### PROBLEM REQUIREMENTS
Once more, print the records exactly as given.

SUPPLIED DATA START

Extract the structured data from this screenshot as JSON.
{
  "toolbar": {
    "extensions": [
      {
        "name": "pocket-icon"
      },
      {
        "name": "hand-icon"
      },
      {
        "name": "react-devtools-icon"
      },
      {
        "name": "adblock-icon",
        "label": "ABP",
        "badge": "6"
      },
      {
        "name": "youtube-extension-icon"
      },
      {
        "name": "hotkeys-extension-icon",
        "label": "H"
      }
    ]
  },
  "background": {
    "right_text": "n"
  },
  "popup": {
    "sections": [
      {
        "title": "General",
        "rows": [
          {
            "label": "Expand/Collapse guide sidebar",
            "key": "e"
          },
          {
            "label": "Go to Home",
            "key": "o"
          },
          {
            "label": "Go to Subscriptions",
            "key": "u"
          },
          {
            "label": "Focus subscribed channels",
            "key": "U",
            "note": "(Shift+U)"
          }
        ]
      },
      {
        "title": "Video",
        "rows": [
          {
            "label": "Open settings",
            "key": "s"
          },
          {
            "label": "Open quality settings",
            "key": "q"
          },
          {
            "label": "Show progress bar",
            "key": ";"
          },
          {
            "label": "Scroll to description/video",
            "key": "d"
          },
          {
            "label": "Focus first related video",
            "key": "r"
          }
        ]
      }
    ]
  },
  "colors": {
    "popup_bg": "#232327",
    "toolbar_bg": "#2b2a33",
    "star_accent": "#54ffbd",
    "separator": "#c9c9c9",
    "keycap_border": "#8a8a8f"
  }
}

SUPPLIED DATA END

### TASK SOLUTION
Extract the structured data from this screenshot as JSON.
{
  "toolbar": {
    "extensions": [
      {
        "name": "pocket-icon"
      },
      {
        "name": "hand-icon"
      },
      {
        "name": "react-devtools-icon"
      },
      {
        "name": "adblock-icon",
        "label": "ABP",
        "badge": "6"
      },
      {
        "name": "youtube-extension-icon"
      },
      {
        "name": "hotkeys-extension-icon",
        "label": "H"
      }
    ]
  },
  "background": {
    "right_text": "n"
  },
  "popup": {
    "sections": [
      {
        "title": "General",
        "rows": [
          {
            "label": "Expand/Collapse guide sidebar",
            "key": "e"
          },
          {
            "label": "Go to Home",
            "key": "o"
          },
          {
            "label": "Go to Subscriptions",
            "key": "u"
          },
          {
            "label": "Focus subscribed channels",
            "key": "U",
            "note": "(Shift+U)"
          }
        ]
      },
      {
        "title": "Video",
        "rows": [
          {
            "label": "Open settings",
            "key": "s"
          },
          {
            "label": "Open quality settings",
            "key": "q"
          },
          {
            "label": "Show progress bar",
            "key": ";"
          },
          {
            "label": "Scroll to description/video",
            "key": "d"
          },
          {
            "label": "Focus first related video",
            "key": "r"
          }
        ]
      }
    ]
  },
  "colors": {
    "popup_bg": "#232327",
    "toolbar_bg": "#2b2a33",
    "star_accent": "#54ffbd",
    "separator": "#c9c9c9",
    "keycap_border": "#8a8a8f"
  }
}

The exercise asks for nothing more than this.